When Into the Woods premiered on Broadway 35 years ago—of all the colorful and fanciful characters populating the show—it was the relatable baker’s wife who won a Tony for Joanna Gleason, and Bareilles is blissed out to be filling those shoes. “I think Joanna Gleason is so special. There is something so immediate about her presence, so honest. She sent me flowers on our opening night, and I keep the card up on my makeup mirror. I treasure it because I just love and respect her so much. That was such a classy thing to do, so warm and inviting.”

Should the baker’s wife bring a new round of Tony evaluations, it will be a novel experience (and category) for Bareilles. “This is something that I deeply love and enjoy,” she admits. “Brian and I were backstage in between scenes the other night, just thinking how lucky we are to get to go out there and play. We just pinch ourselves. It’s, like, ‘Can you believe it? This is our job. We come out on stage and make people feel things and play.’ That’s what we do.”

Bareilles backed her way onto Broadway, not as an actress (at least not initially) but as a songwriter musicalizing Waitress, a 2007 film written and directed by the late Adrienne Shelley about an unhappily married, pregnant, pie-baking waitress. (Shelley, who gave herself a secondary role in the film, was murdered shortly after filming was completed when a 19-year-old man broke into her West Village apartment to rob her.)

Instead of pulling ballads out of herself, Bareilles allowed all the characters to have their respective say/sing and created a Broadway score as “an exercise in empathy” as a result. 

That score got her nominated not only for a Tony but for a Grammy as well.
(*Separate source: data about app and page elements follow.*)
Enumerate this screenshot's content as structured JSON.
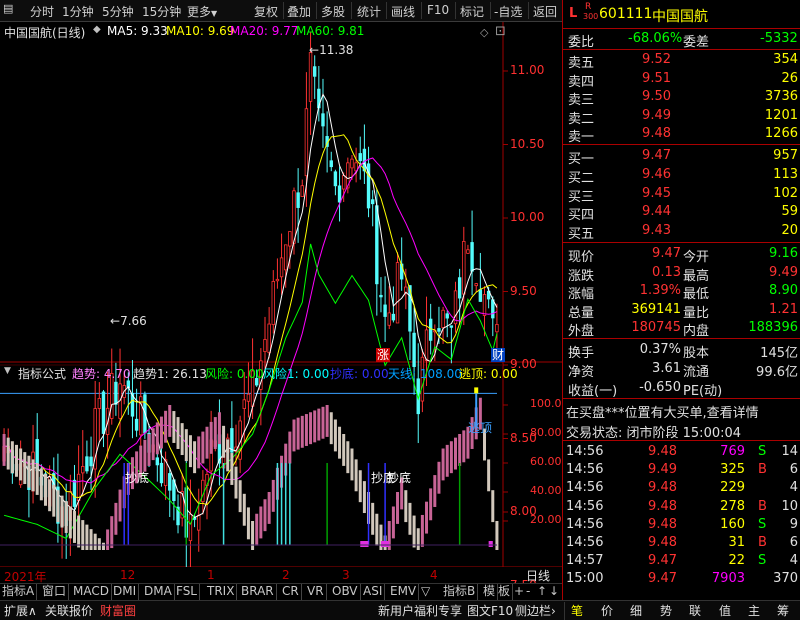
{
  "toolbar": {
    "left": [
      "分时",
      "1分钟",
      "5分钟",
      "15分钟",
      "更多"
    ],
    "right": [
      "复权",
      "叠加",
      "多股",
      "统计",
      "画线",
      "F10",
      "标记",
      "-自选",
      "返回"
    ]
  },
  "main_chart": {
    "title": "中国国航(日线)",
    "ma": [
      {
        "label": "MA5: 9.33",
        "color": "#ffffff"
      },
      {
        "label": "MA10: 9.69",
        "color": "#ffff00"
      },
      {
        "label": "MA20: 9.77",
        "color": "#ff00ff"
      },
      {
        "label": "MA60: 9.81",
        "color": "#00ff00"
      }
    ],
    "price_ticks": [
      "11.00",
      "10.50",
      "10.00",
      "9.50",
      "9.00",
      "8.50",
      "8.00",
      "7.50"
    ],
    "high_label": "11.38",
    "low_label": "7.66",
    "markers": {
      "zhang": "涨",
      "cai": "财"
    },
    "colors": {
      "up": "#ff3232",
      "down": "#54fcfc",
      "ma5": "#ffffff",
      "ma10": "#ffff00",
      "ma20": "#ff00ff",
      "ma60": "#00ff00",
      "axis": "#c00000"
    }
  },
  "indicator": {
    "name": "指标公式",
    "items": [
      {
        "label": "趋势: 4.70",
        "color": "#ff80ff"
      },
      {
        "label": "趋势1: 26.13",
        "color": "#e0e0e0"
      },
      {
        "label": "风险: 0.00",
        "color": "#00ff00"
      },
      {
        "label": "风险1: 0.00",
        "color": "#00ffff"
      },
      {
        "label": "抄底: 0.00",
        "color": "#3030ff"
      },
      {
        "label": "天线: 108.00",
        "color": "#00a0ff"
      },
      {
        "label": "逃顶: 0.00",
        "color": "#ffff00"
      }
    ],
    "ticks": [
      "100.0",
      "80.00",
      "60.00",
      "40.00",
      "20.00"
    ],
    "annotations": {
      "chaodi": "抄底",
      "taoding": "逃顶"
    }
  },
  "time_axis": {
    "year": "2021年",
    "months": [
      "12",
      "1",
      "2",
      "3",
      "4"
    ],
    "period": "日线"
  },
  "tabs": [
    "指标A",
    "窗口",
    "MACD",
    "DMI",
    "DMA",
    "FSL",
    "TRIX",
    "BRAR",
    "CR",
    "VR",
    "OBV",
    "ASI",
    "EMV",
    "指标B",
    "模",
    "板"
  ],
  "tab_controls": {
    "add": "+",
    "remove": "-",
    "up": "↑",
    "down": "↓"
  },
  "bottom": {
    "left": [
      "扩展∧",
      "关联报价",
      "财富圈"
    ],
    "right": [
      "新用户福利专享",
      "图文F10",
      "侧边栏"
    ],
    "tools": [
      "笔",
      "价",
      "细",
      "势",
      "联",
      "值",
      "主",
      "筹"
    ]
  },
  "quote": {
    "market_mark": "L",
    "r_mark": "R",
    "index_code": "300",
    "code": "601111",
    "name": "中国国航",
    "webi_label": "委比",
    "webi": "-68.06%",
    "weicha_label": "委差",
    "weicha": "-5332",
    "sells": [
      {
        "label": "卖五",
        "price": "9.52",
        "vol": "354"
      },
      {
        "label": "卖四",
        "price": "9.51",
        "vol": "26"
      },
      {
        "label": "卖三",
        "price": "9.50",
        "vol": "3736"
      },
      {
        "label": "卖二",
        "price": "9.49",
        "vol": "1201"
      },
      {
        "label": "卖一",
        "price": "9.48",
        "vol": "1266"
      }
    ],
    "buys": [
      {
        "label": "买一",
        "price": "9.47",
        "vol": "957"
      },
      {
        "label": "买二",
        "price": "9.46",
        "vol": "113"
      },
      {
        "label": "买三",
        "price": "9.45",
        "vol": "102"
      },
      {
        "label": "买四",
        "price": "9.44",
        "vol": "59"
      },
      {
        "label": "买五",
        "price": "9.43",
        "vol": "20"
      }
    ],
    "stats": [
      {
        "l1": "现价",
        "v1": "9.47",
        "c1": "#ff3232",
        "l2": "今开",
        "v2": "9.16",
        "c2": "#00ff00"
      },
      {
        "l1": "涨跌",
        "v1": "0.13",
        "c1": "#ff3232",
        "l2": "最高",
        "v2": "9.49",
        "c2": "#ff3232"
      },
      {
        "l1": "涨幅",
        "v1": "1.39%",
        "c1": "#ff3232",
        "l2": "最低",
        "v2": "8.90",
        "c2": "#00ff00"
      },
      {
        "l1": "总量",
        "v1": "369141",
        "c1": "#ffff00",
        "l2": "量比",
        "v2": "1.21",
        "c2": "#ff3232"
      },
      {
        "l1": "外盘",
        "v1": "180745",
        "c1": "#ff3232",
        "l2": "内盘",
        "v2": "188396",
        "c2": "#00ff00"
      }
    ],
    "stats2": [
      {
        "l1": "换手",
        "v1": "0.37%",
        "l2": "股本",
        "v2": "145亿"
      },
      {
        "l1": "净资",
        "v1": "3.61",
        "l2": "流通",
        "v2": "99.6亿"
      },
      {
        "l1": "收益(一)",
        "v1": "-0.650",
        "l2": "PE(动)",
        "v2": ""
      }
    ],
    "notice": "在买盘***位置有大买单,查看详情",
    "status": "交易状态: 闭市阶段 15:00:04",
    "ticks": [
      {
        "time": "14:56",
        "price": "9.48",
        "vol": "769",
        "vcolor": "#ff00ff",
        "bs": "S",
        "bscolor": "#00ff00",
        "n": "14"
      },
      {
        "time": "14:56",
        "price": "9.49",
        "vol": "325",
        "vcolor": "#ffff00",
        "bs": "B",
        "bscolor": "#ff3232",
        "n": "6"
      },
      {
        "time": "14:56",
        "price": "9.48",
        "vol": "229",
        "vcolor": "#ffff00",
        "bs": "",
        "bscolor": "#fff",
        "n": "4"
      },
      {
        "time": "14:56",
        "price": "9.48",
        "vol": "278",
        "vcolor": "#ffff00",
        "bs": "B",
        "bscolor": "#ff3232",
        "n": "10"
      },
      {
        "time": "14:56",
        "price": "9.48",
        "vol": "160",
        "vcolor": "#ffff00",
        "bs": "S",
        "bscolor": "#00ff00",
        "n": "9"
      },
      {
        "time": "14:56",
        "price": "9.48",
        "vol": "31",
        "vcolor": "#ffff00",
        "bs": "B",
        "bscolor": "#ff3232",
        "n": "6"
      },
      {
        "time": "14:57",
        "price": "9.47",
        "vol": "22",
        "vcolor": "#ffff00",
        "bs": "S",
        "bscolor": "#00ff00",
        "n": "4"
      },
      {
        "time": "15:00",
        "price": "9.47",
        "vol": "7903",
        "vcolor": "#ff00ff",
        "bs": "",
        "bscolor": "#fff",
        "n": "370"
      }
    ]
  }
}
Jessie Mueller was also nominated for the lead role of Jenna Hunterson, and, when she decided to surrender it, Bareilles tried the part on herself, and ticket sales jumped $1.2 million in a single day. She did it on two more times on Broadway—each time with a box-office bump—then took it to London. Waitress completed its Broadway run Jan. 5, 2020, with its 1,544 performance.

And that still wasn’t the end of it. Eleven months ago, during the show’s limited return engagement—with Bareilles—a film version of the show was done, to mark the spot: It is the first Broadway production to have an all-female production team: Diane Paulus (director), Bareilles (composer/lyricist), Jessie Nelson (book adapter), Lorin Latarro (choreographer).

Bareilles has no idea when it’s coming out. (“We’re in post-production, as we speak.”)

At present, she’s dealing with the end of her second Broadway adventure. Broadway is not in her immediate plans, so she’s reverted to pre-Broadway form: “I’m going to start writing songs for the next record. And I hope to be able to get in a little resting as well.”

Sara Bareilles Makes a Home on Broadway With ‘Into the Woods’